This review addressed a clear question in terms of participants, interventions and study design. It did not address comparison groups or predefine outcomes; this may have led to subjective decisions regarding inclusion. Relevant databases were searched and search terms were reported. It appeared that no attempts were made to identify unpublished studies. It was unclear whether language limitations were applied. Publication bias was not considered in the report. Suitable methods to minimise risk of reviewer error and bias were reported for data extraction and validity assessment, but not for study selection. The decision to present included studies narratively and not to pool studies in a meta-analysis was appropriate given the heterogeneity between studies.
It was unclear which trials were used to draw conclusions; the authors reported that four trials were included, but the discussion reported narrative results for six trials and included two that were considered poor quality and not included in the data extraction process. The authors stated that trials were required to report an objective measurement of alignment; only two of the four included studies reported any outcomes.

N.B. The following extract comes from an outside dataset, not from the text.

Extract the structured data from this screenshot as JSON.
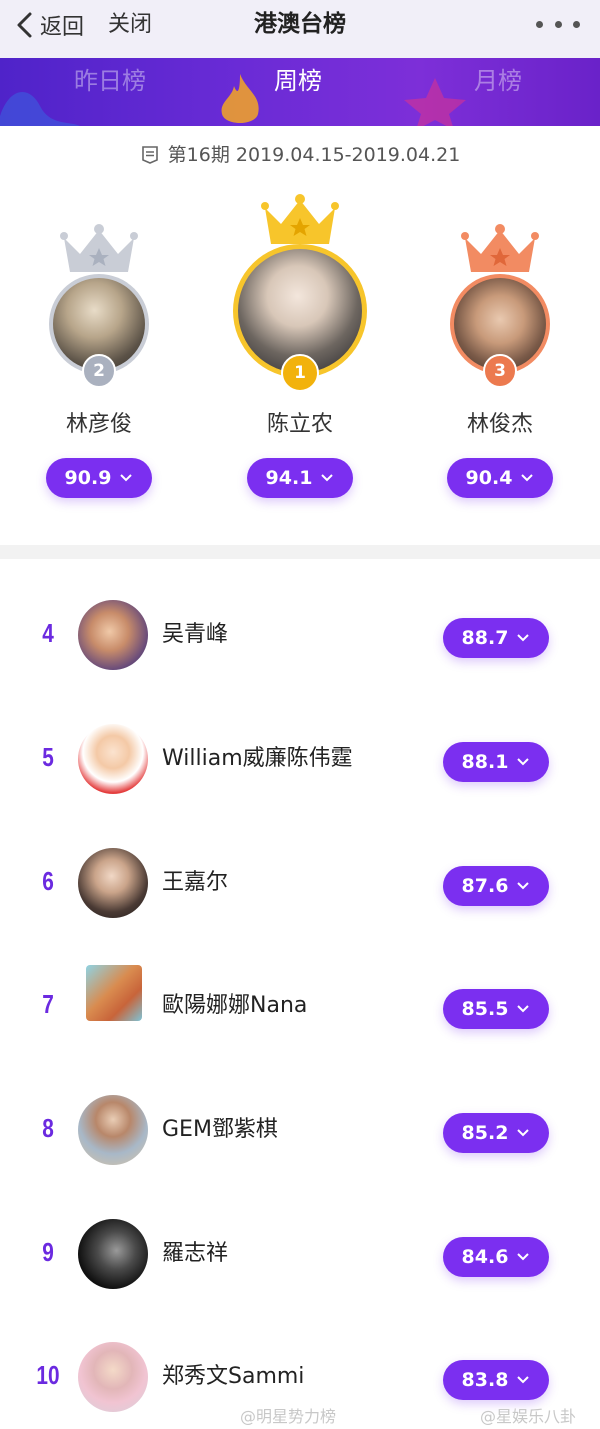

The authors recognised some of the limitations of the review (particularly in terms of validity assessment) and the poor reporting and average quality of included studies. Despite the methodological deficiencies the conclusions appear to reflect the evidence presented.